### Data excerpts
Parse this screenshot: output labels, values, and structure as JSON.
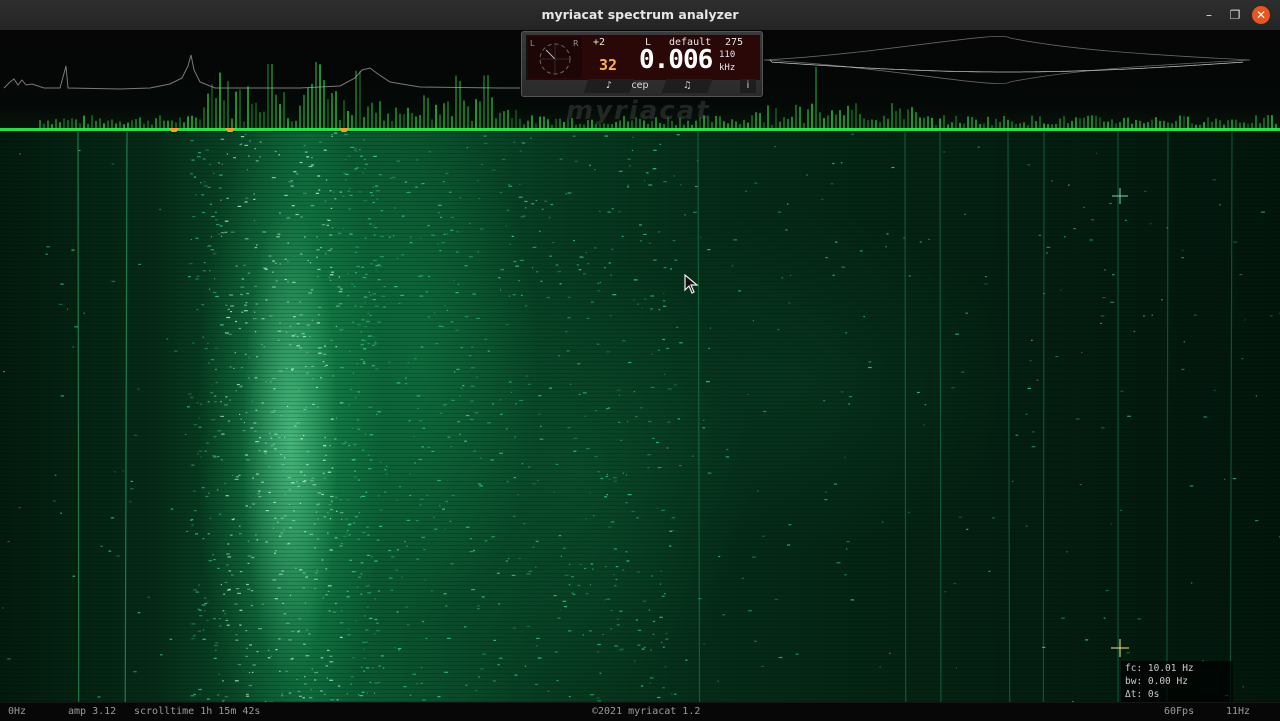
{
  "window": {
    "title": "myriacat spectrum analyzer",
    "controls": {
      "minimize": "–",
      "maximize": "❐",
      "close": "✕"
    }
  },
  "panel": {
    "gain": "+2",
    "channel": "L",
    "preset": "default",
    "bins": "275",
    "mode_value": "32",
    "frequency": "0.006",
    "fft_size": "110",
    "unit": "kHz",
    "meter_left": "L",
    "meter_right": "R",
    "buttons": {
      "note_left": "♪",
      "cep": "cep",
      "note_right": "♫",
      "info": "i"
    }
  },
  "watermark": "myriacat",
  "status": {
    "min_freq": "0Hz",
    "amp": "amp 3.12",
    "scrolltime": "scrolltime 1h 15m 42s",
    "copyright": "©2021 myriacat 1.2",
    "fps": "60Fps",
    "max_freq": "11Hz"
  },
  "readout": {
    "fc": "fc: 10.01 Hz",
    "bw": "bw: 0.00 Hz",
    "dt": "Δt: 0s"
  },
  "colors": {
    "spectrum_green": "#33ff55",
    "marker_orange": "#f0a030",
    "close_button": "#e95420",
    "waterfall_green": "#1fae6a"
  },
  "markers": [
    "marker-1",
    "marker-2",
    "marker-3"
  ]
}
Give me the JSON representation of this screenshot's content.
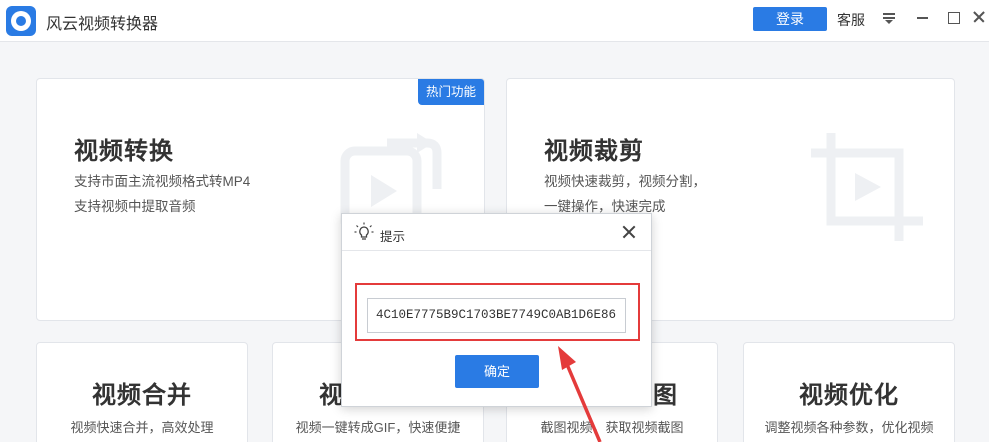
{
  "app": {
    "title": "风云视频转换器",
    "login_label": "登录",
    "service_label": "客服"
  },
  "cards": {
    "convert": {
      "title": "视频转换",
      "desc": [
        "支持市面主流视频格式转MP4",
        "支持视频中提取音频"
      ],
      "badge": "热门功能"
    },
    "crop": {
      "title": "视频裁剪",
      "desc": [
        "视频快速裁剪，视频分割，",
        "一键操作，快速完成"
      ]
    },
    "merge": {
      "title": "视频合并",
      "desc": "视频快速合并，高效处理"
    },
    "gif": {
      "title_visible": "视",
      "desc": "视频一键转成GIF，快速便捷"
    },
    "screenshot": {
      "title_visible": "图",
      "desc": "截图视频，获取视频截图"
    },
    "optimize": {
      "title": "视频优化",
      "desc": "调整视频各种参数，优化视频"
    }
  },
  "dialog": {
    "title": "提示",
    "code": "4C10E7775B9C1703BE7749C0AB1D6E86",
    "ok_label": "确定"
  },
  "colors": {
    "accent": "#2a7be4",
    "highlight": "#e43b3b"
  }
}
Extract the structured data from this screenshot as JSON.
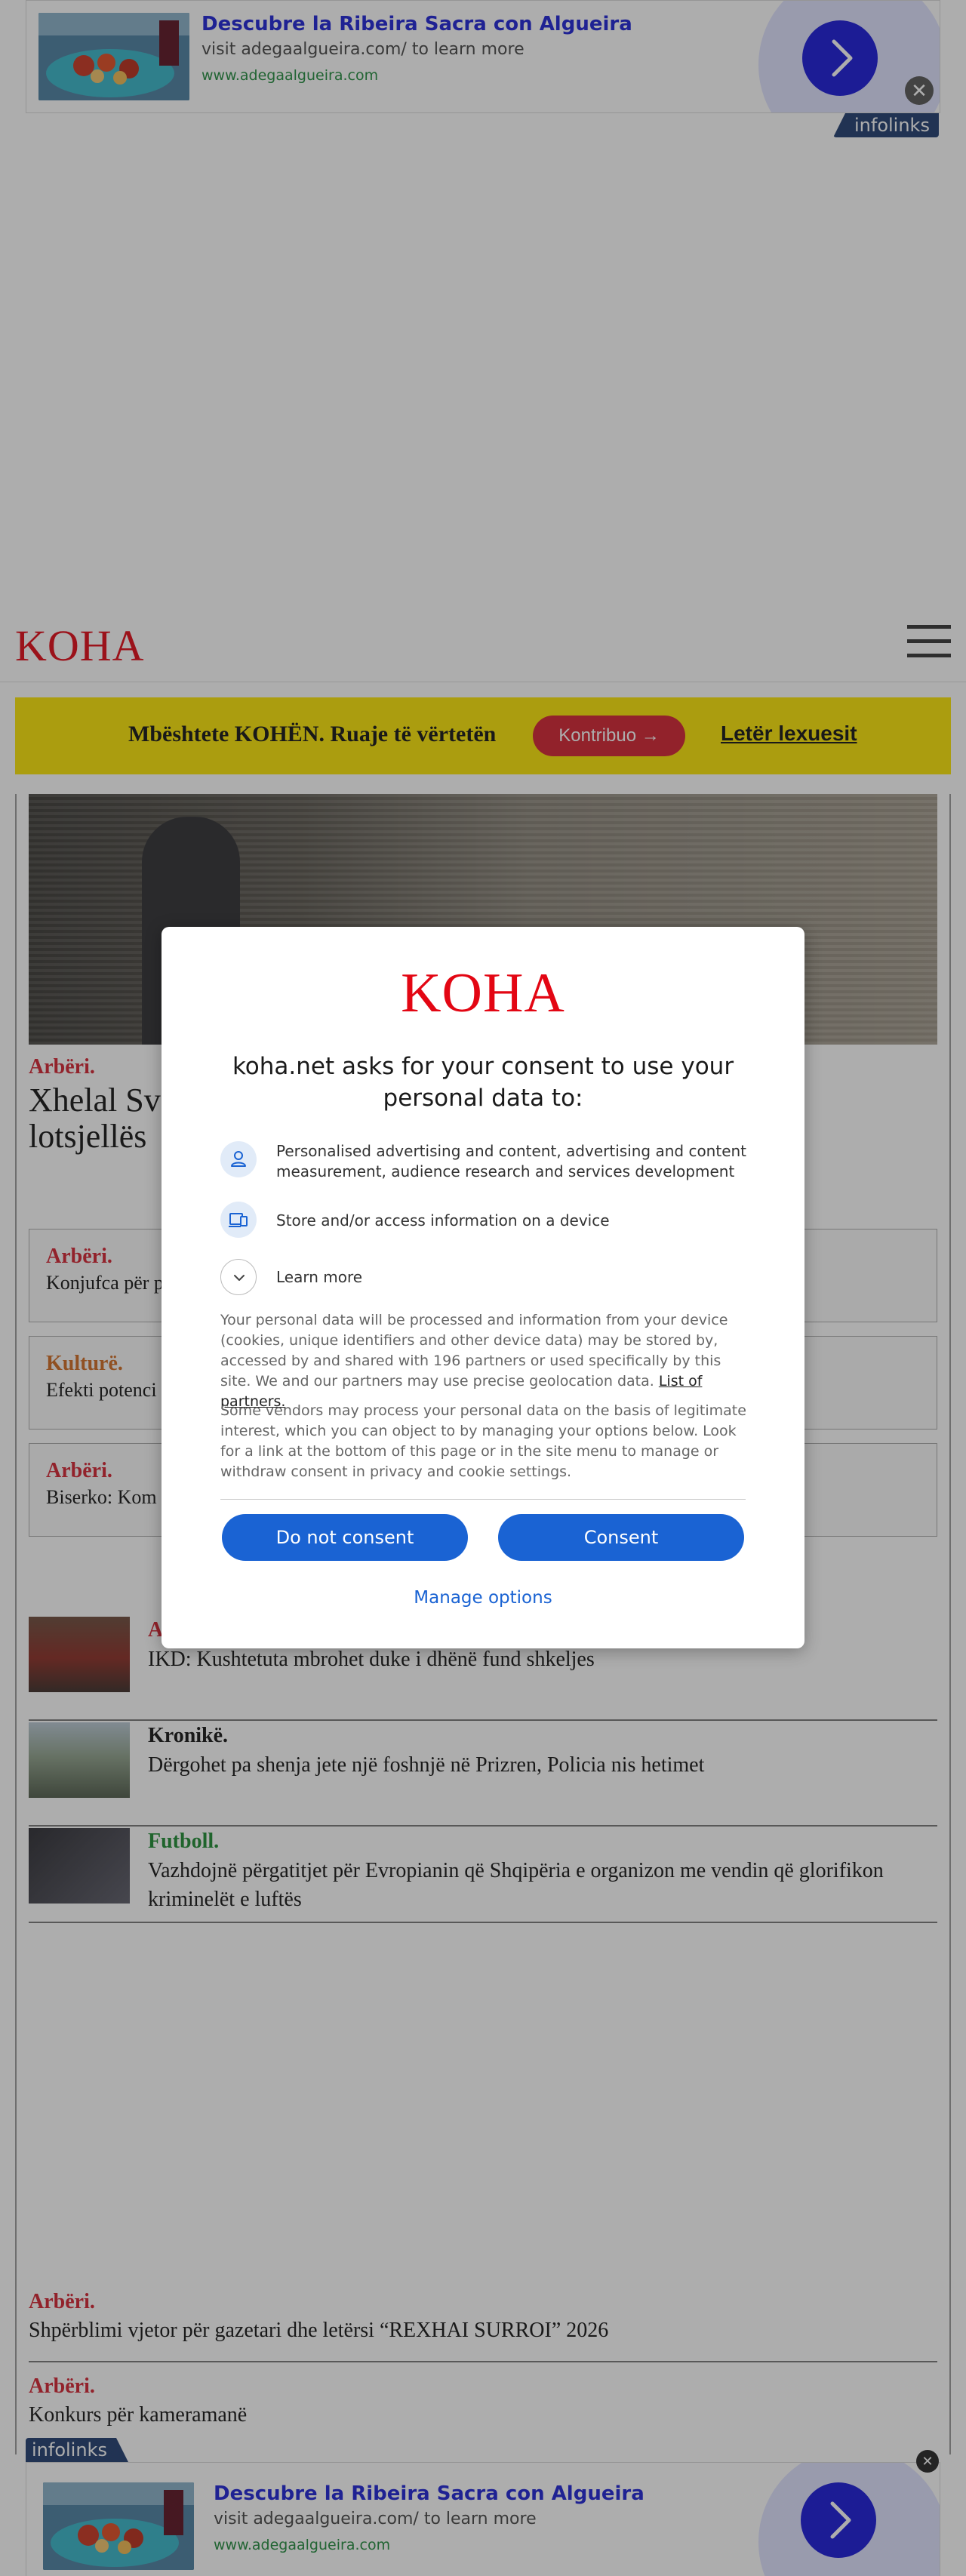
{
  "ad": {
    "title": "Descubre la Ribeira Sacra con Algueira",
    "subtitle": "visit adegaalgueira.com/ to learn more",
    "url": "www.adegaalgueira.com",
    "close": "✕",
    "network": "infolinks"
  },
  "header": {
    "logo": "KOHA",
    "menu_icon": "hamburger-menu-icon"
  },
  "support": {
    "text": "Mbështete KOHËN. Ruaje të vërtetën",
    "button": "Kontribuo →",
    "link": "Letër lexuesit"
  },
  "hero": {
    "category": "Arbëri.",
    "title": "Xhelal Sv lotsjellës"
  },
  "boxes": [
    {
      "category": "Arbëri.",
      "title": "Konjufca për p"
    },
    {
      "category": "Kulturë.",
      "title": "Efekti potenci"
    },
    {
      "category": "Arbëri.",
      "title": "Biserko: Kom"
    }
  ],
  "rows": [
    {
      "category": "A",
      "title": "IKD: Kushtetuta mbrohet duke i dhënë fund shkeljes"
    },
    {
      "category": "Kronikë.",
      "title": "Dërgohet pa shenja jete një foshnjë në Prizren, Policia nis hetimet"
    },
    {
      "category": "Futboll.",
      "title": "Vazhdojnë përgatitjet për Evropianin që Shqipëria e organizon me vendin që glorifikon kriminelët e luftës"
    }
  ],
  "simple": [
    {
      "category": "Arbëri.",
      "title": "Shpërblimi vjetor për gazetari dhe letërsi “REXHAI SURROI” 2026"
    },
    {
      "category": "Arbëri.",
      "title": "Konkurs për kameramanë"
    }
  ],
  "consent": {
    "logo": "KOHA",
    "heading": "koha.net asks for your consent to use your personal data to:",
    "purposes": [
      {
        "icon": "person-icon",
        "label": "Personalised advertising and content, advertising and content measurement, audience research and services development"
      },
      {
        "icon": "devices-icon",
        "label": "Store and/or access information on a device"
      }
    ],
    "learn_more": "Learn more",
    "paragraph1": "Your personal data will be processed and information from your device (cookies, unique identifiers and other device data) may be stored by, accessed by and shared with 196 partners or used specifically by this site. We and our partners may use precise geolocation data.",
    "partners_link": "List of partners.",
    "paragraph2": "Some vendors may process your personal data on the basis of legitimate interest, which you can object to by managing your options below. Look for a link at the bottom of this page or in the site menu to manage or withdraw consent in privacy and cookie settings.",
    "do_not_consent": "Do not consent",
    "consent": "Consent",
    "manage": "Manage options"
  },
  "colors": {
    "brand_red": "#e30613",
    "consent_blue": "#1a63d3",
    "support_yellow": "#fce500",
    "ad_blue": "#1515d8"
  }
}
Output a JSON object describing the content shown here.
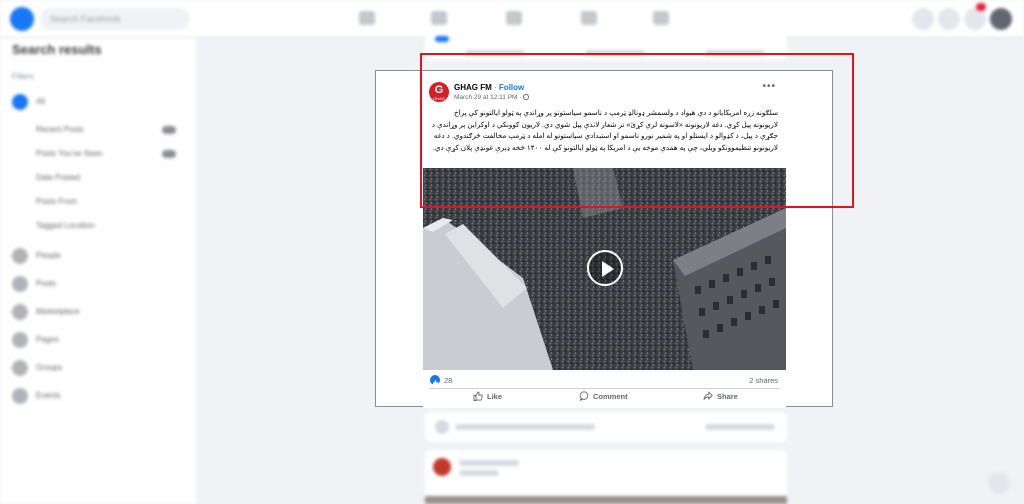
{
  "header": {
    "search_placeholder": "Search Facebook"
  },
  "sidebar": {
    "title": "Search results",
    "filters_label": "Filters",
    "items": [
      {
        "label": "All"
      },
      {
        "label": "Recent Posts"
      },
      {
        "label": "Posts You've Seen"
      },
      {
        "label": "Date Posted"
      },
      {
        "label": "Posts From"
      },
      {
        "label": "Tagged Location"
      },
      {
        "label": "People"
      },
      {
        "label": "Posts"
      },
      {
        "label": "Marketplace"
      },
      {
        "label": "Pages"
      },
      {
        "label": "Groups"
      },
      {
        "label": "Events"
      }
    ]
  },
  "post": {
    "page_name": "GHAG FM",
    "separator": "·",
    "follow_label": "Follow",
    "timestamp": "March 29 at 12:11 PM ·",
    "avatar_letter": "G",
    "avatar_small": "GHAG",
    "more_label": "•••",
    "text": "سلګونه زره امریکایانو د دې هیواد د ولسمشر ډونالډ ټرمپ د ناسمو سیاستونو پر وړاندې په ټولو ایالتونو کې پراخ لاریونونه پیل کړي. دغه لاریونونه «لاسونه لرې کړئ» تر شعار لاندې پیل شوي دي. لاریون کوونکي د اوکراین پر وړاندې د جګړې د پیل، د کډوالو د ایستلو او په شمیر نورو ناسمو او استبدادي سیاستونو له امله د ټرمپ مخالفت څرګندوي. د دغه لاریونونو تنظیموونکو ویلي، چې په همدې موخه یې د امریکا په ټولو ایالتونو کې له ۱۴۰۰ څخه ډېرې غونډې پلان کړې دي.",
    "like_count": "28",
    "shares": "2 shares",
    "actions": {
      "like": "Like",
      "comment": "Comment",
      "share": "Share"
    }
  },
  "colors": {
    "brand_blue": "#1877f2",
    "highlight_red": "#e0141e",
    "avatar_red": "#d71f26"
  }
}
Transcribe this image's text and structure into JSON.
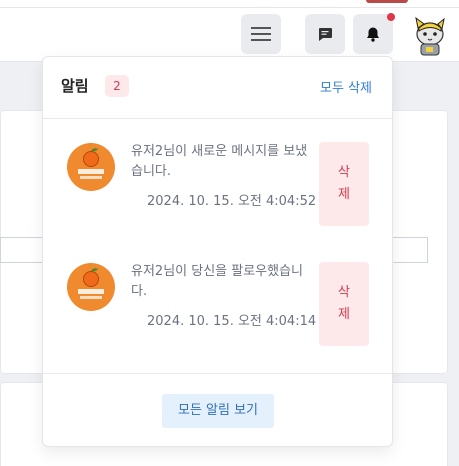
{
  "nav": {
    "menu_icon": "hamburger-icon",
    "chat_icon": "chat-icon",
    "bell_icon": "bell-icon",
    "avatar_icon": "cat-avatar"
  },
  "notifications": {
    "title": "알림",
    "count": "2",
    "clear_all": "모두 삭제",
    "items": [
      {
        "message": "유저2님이 새로운 메시지를 보냈습니다.",
        "time": "2024. 10. 15. 오전 4:04:52",
        "delete_label": "삭제"
      },
      {
        "message": "유저2님이 당신을 팔로우했습니다.",
        "time": "2024. 10. 15. 오전 4:04:14",
        "delete_label": "삭제"
      }
    ],
    "view_all": "모든 알림 보기"
  },
  "colors": {
    "accent_blue": "#2f7ed8",
    "danger_red": "#d23c4f",
    "danger_bg": "#fde8ea",
    "avatar_orange": "#ef8a2e"
  }
}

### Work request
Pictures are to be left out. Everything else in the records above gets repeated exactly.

### Reply
Parse this screenshot: output labels, values, and structure as JSON.
{
  "window": {
    "title": "myriacat spectrum analyzer",
    "controls": {
      "minimize": "–",
      "maximize": "❐",
      "close": "✕"
    }
  },
  "panel": {
    "gain": "+2",
    "channel": "L",
    "preset": "default",
    "bins": "275",
    "mode_value": "32",
    "frequency": "0.006",
    "fft_size": "110",
    "unit": "kHz",
    "meter_left": "L",
    "meter_right": "R",
    "buttons": {
      "note_left": "♪",
      "cep": "cep",
      "note_right": "♫",
      "info": "i"
    }
  },
  "watermark": "myriacat",
  "status": {
    "min_freq": "0Hz",
    "amp": "amp 3.12",
    "scrolltime": "scrolltime 1h 15m 42s",
    "copyright": "©2021 myriacat 1.2",
    "fps": "60Fps",
    "max_freq": "11Hz"
  },
  "readout": {
    "fc": "fc: 10.01 Hz",
    "bw": "bw: 0.00 Hz",
    "dt": "Δt: 0s"
  },
  "colors": {
    "spectrum_green": "#33ff55",
    "marker_orange": "#f0a030",
    "close_button": "#e95420",
    "waterfall_green": "#1fae6a"
  },
  "markers": [
    "marker-1",
    "marker-2",
    "marker-3"
  ]
}
Give me the JSON representation of this screenshot's content.
{
  "app": {
    "title": "风云视频转换器",
    "login_label": "登录",
    "service_label": "客服"
  },
  "cards": {
    "convert": {
      "title": "视频转换",
      "desc": [
        "支持市面主流视频格式转MP4",
        "支持视频中提取音频"
      ],
      "badge": "热门功能"
    },
    "crop": {
      "title": "视频裁剪",
      "desc": [
        "视频快速裁剪，视频分割，",
        "一键操作，快速完成"
      ]
    },
    "merge": {
      "title": "视频合并",
      "desc": "视频快速合并，高效处理"
    },
    "gif": {
      "title_visible": "视",
      "desc": "视频一键转成GIF，快速便捷"
    },
    "screenshot": {
      "title_visible": "图",
      "desc": "截图视频，获取视频截图"
    },
    "optimize": {
      "title": "视频优化",
      "desc": "调整视频各种参数，优化视频"
    }
  },
  "dialog": {
    "title": "提示",
    "code": "4C10E7775B9C1703BE7749C0AB1D6E86",
    "ok_label": "确定"
  },
  "colors": {
    "accent": "#2a7be4",
    "highlight": "#e43b3b"
  }
}
Extract the structured data from this screenshot as JSON.
{
  "ad": {
    "title": "Descubre la Ribeira Sacra con Algueira",
    "subtitle": "visit adegaalgueira.com/ to learn more",
    "url": "www.adegaalgueira.com",
    "close": "✕",
    "network": "infolinks"
  },
  "header": {
    "logo": "KOHA",
    "menu_icon": "hamburger-menu-icon"
  },
  "support": {
    "text": "Mbështete KOHËN. Ruaje të vërtetën",
    "button": "Kontribuo →",
    "link": "Letër lexuesit"
  },
  "hero": {
    "category": "Arbëri.",
    "title": "Xhelal Sv lotsjellës"
  },
  "boxes": [
    {
      "category": "Arbëri.",
      "title": "Konjufca për p"
    },
    {
      "category": "Kulturë.",
      "title": "Efekti potenci"
    },
    {
      "category": "Arbëri.",
      "title": "Biserko: Kom"
    }
  ],
  "rows": [
    {
      "category": "A",
      "title": "IKD: Kushtetuta mbrohet duke i dhënë fund shkeljes"
    },
    {
      "category": "Kronikë.",
      "title": "Dërgohet pa shenja jete një foshnjë në Prizren, Policia nis hetimet"
    },
    {
      "category": "Futboll.",
      "title": "Vazhdojnë përgatitjet për Evropianin që Shqipëria e organizon me vendin që glorifikon kriminelët e luftës"
    }
  ],
  "simple": [
    {
      "category": "Arbëri.",
      "title": "Shpërblimi vjetor për gazetari dhe letërsi “REXHAI SURROI” 2026"
    },
    {
      "category": "Arbëri.",
      "title": "Konkurs për kameramanë"
    }
  ],
  "consent": {
    "logo": "KOHA",
    "heading": "koha.net asks for your consent to use your personal data to:",
    "purposes": [
      {
        "icon": "person-icon",
        "label": "Personalised advertising and content, advertising and content measurement, audience research and services development"
      },
      {
        "icon": "devices-icon",
        "label": "Store and/or access information on a device"
      }
    ],
    "learn_more": "Learn more",
    "paragraph1": "Your personal data will be processed and information from your device (cookies, unique identifiers and other device data) may be stored by, accessed by and shared with 196 partners or used specifically by this site. We and our partners may use precise geolocation data.",
    "partners_link": "List of partners.",
    "paragraph2": "Some vendors may process your personal data on the basis of legitimate interest, which you can object to by managing your options below. Look for a link at the bottom of this page or in the site menu to manage or withdraw consent in privacy and cookie settings.",
    "do_not_consent": "Do not consent",
    "consent": "Consent",
    "manage": "Manage options"
  },
  "colors": {
    "brand_red": "#e30613",
    "consent_blue": "#1a63d3",
    "support_yellow": "#fce500",
    "ad_blue": "#1515d8"
  }
}
Output a JSON object describing the content shown here.
{
  "header": {
    "search_placeholder": "Search Facebook"
  },
  "sidebar": {
    "title": "Search results",
    "filters_label": "Filters",
    "items": [
      {
        "label": "All"
      },
      {
        "label": "Recent Posts"
      },
      {
        "label": "Posts You've Seen"
      },
      {
        "label": "Date Posted"
      },
      {
        "label": "Posts From"
      },
      {
        "label": "Tagged Location"
      },
      {
        "label": "People"
      },
      {
        "label": "Posts"
      },
      {
        "label": "Marketplace"
      },
      {
        "label": "Pages"
      },
      {
        "label": "Groups"
      },
      {
        "label": "Events"
      }
    ]
  },
  "post": {
    "page_name": "GHAG FM",
    "separator": "·",
    "follow_label": "Follow",
    "timestamp": "March 29 at 12:11 PM ·",
    "avatar_letter": "G",
    "avatar_small": "GHAG",
    "more_label": "•••",
    "text": "سلګونه زره امریکایانو د دې هیواد د ولسمشر ډونالډ ټرمپ د ناسمو سیاستونو پر وړاندې په ټولو ایالتونو کې پراخ لاریونونه پیل کړي. دغه لاریونونه «لاسونه لرې کړئ» تر شعار لاندې پیل شوي دي. لاریون کوونکي د اوکراین پر وړاندې د جګړې د پیل، د کډوالو د ایستلو او په شمیر نورو ناسمو او استبدادي سیاستونو له امله د ټرمپ مخالفت څرګندوي. د دغه لاریونونو تنظیموونکو ویلي، چې په همدې موخه یې د امریکا په ټولو ایالتونو کې له ۱۴۰۰ څخه ډېرې غونډې پلان کړې دي.",
    "like_count": "28",
    "shares": "2 shares",
    "actions": {
      "like": "Like",
      "comment": "Comment",
      "share": "Share"
    }
  },
  "colors": {
    "brand_blue": "#1877f2",
    "highlight_red": "#e0141e",
    "avatar_red": "#d71f26"
  }
}
Transcribe this image's text and structure into JSON.
{
  "nav": {
    "menu_icon": "hamburger-icon",
    "chat_icon": "chat-icon",
    "bell_icon": "bell-icon",
    "avatar_icon": "cat-avatar"
  },
  "notifications": {
    "title": "알림",
    "count": "2",
    "clear_all": "모두 삭제",
    "items": [
      {
        "message": "유저2님이 새로운 메시지를 보냈습니다.",
        "time": "2024. 10. 15. 오전 4:04:52",
        "delete_label": "삭제"
      },
      {
        "message": "유저2님이 당신을 팔로우했습니다.",
        "time": "2024. 10. 15. 오전 4:04:14",
        "delete_label": "삭제"
      }
    ],
    "view_all": "모든 알림 보기"
  },
  "colors": {
    "accent_blue": "#2f7ed8",
    "danger_red": "#d23c4f",
    "danger_bg": "#fde8ea",
    "avatar_orange": "#ef8a2e"
  }
}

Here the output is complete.